■ **What to produce**
Each of the lines below must be restated exactly.

Top of Provided material

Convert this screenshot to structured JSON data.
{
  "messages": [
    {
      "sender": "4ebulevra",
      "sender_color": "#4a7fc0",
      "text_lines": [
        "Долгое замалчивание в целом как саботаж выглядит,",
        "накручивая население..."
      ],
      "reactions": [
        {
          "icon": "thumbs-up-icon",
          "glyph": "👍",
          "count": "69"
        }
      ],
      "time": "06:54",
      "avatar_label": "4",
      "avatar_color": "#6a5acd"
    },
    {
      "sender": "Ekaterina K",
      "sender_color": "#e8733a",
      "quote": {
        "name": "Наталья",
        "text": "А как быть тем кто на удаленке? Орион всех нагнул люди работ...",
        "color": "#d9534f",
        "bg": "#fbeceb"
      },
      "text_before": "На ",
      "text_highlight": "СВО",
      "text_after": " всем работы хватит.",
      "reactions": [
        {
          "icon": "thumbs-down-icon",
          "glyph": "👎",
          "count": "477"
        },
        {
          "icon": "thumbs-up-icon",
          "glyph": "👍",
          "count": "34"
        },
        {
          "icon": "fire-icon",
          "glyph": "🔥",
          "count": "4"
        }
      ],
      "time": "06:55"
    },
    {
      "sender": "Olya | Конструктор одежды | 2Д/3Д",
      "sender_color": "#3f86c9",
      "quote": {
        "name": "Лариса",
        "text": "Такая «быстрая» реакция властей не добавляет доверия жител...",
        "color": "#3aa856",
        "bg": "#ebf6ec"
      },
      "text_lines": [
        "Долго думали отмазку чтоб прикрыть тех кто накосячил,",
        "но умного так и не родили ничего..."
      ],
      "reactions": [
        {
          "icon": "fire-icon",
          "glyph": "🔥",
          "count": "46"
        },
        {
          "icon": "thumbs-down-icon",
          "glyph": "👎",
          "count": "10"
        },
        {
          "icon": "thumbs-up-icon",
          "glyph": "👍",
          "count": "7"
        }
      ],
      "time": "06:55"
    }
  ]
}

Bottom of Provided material

■ **Answer for this exercise**
Convert this screenshot to structured JSON data.
{
  "messages": [
    {
      "sender": "4ebulevra",
      "sender_color": "#4a7fc0",
      "text_lines": [
        "Долгое замалчивание в целом как саботаж выглядит,",
        "накручивая население..."
      ],
      "reactions": [
        {
          "icon": "thumbs-up-icon",
          "glyph": "👍",
          "count": "69"
        }
      ],
      "time": "06:54",
      "avatar_label": "4",
      "avatar_color": "#6a5acd"
    },
    {
      "sender": "Ekaterina K",
      "sender_color": "#e8733a",
      "quote": {
        "name": "Наталья",
        "text": "А как быть тем кто на удаленке? Орион всех нагнул люди работ...",
        "color": "#d9534f",
        "bg": "#fbeceb"
      },
      "text_before": "На ",
      "text_highlight": "СВО",
      "text_after": " всем работы хватит.",
      "reactions": [
        {
          "icon": "thumbs-down-icon",
          "glyph": "👎",
          "count": "477"
        },
        {
          "icon": "thumbs-up-icon",
          "glyph": "👍",
          "count": "34"
        },
        {
          "icon": "fire-icon",
          "glyph": "🔥",
          "count": "4"
        }
      ],
      "time": "06:55"
    },
    {
      "sender": "Olya | Конструктор одежды | 2Д/3Д",
      "sender_color": "#3f86c9",
      "quote": {
        "name": "Лариса",
        "text": "Такая «быстрая» реакция властей не добавляет доверия жител...",
        "color": "#3aa856",
        "bg": "#ebf6ec"
      },
      "text_lines": [
        "Долго думали отмазку чтоб прикрыть тех кто накосячил,",
        "но умного так и не родили ничего..."
      ],
      "reactions": [
        {
          "icon": "fire-icon",
          "glyph": "🔥",
          "count": "46"
        },
        {
          "icon": "thumbs-down-icon",
          "glyph": "👎",
          "count": "10"
        },
        {
          "icon": "thumbs-up-icon",
          "glyph": "👍",
          "count": "7"
        }
      ],
      "time": "06:55"
    }
  ]
}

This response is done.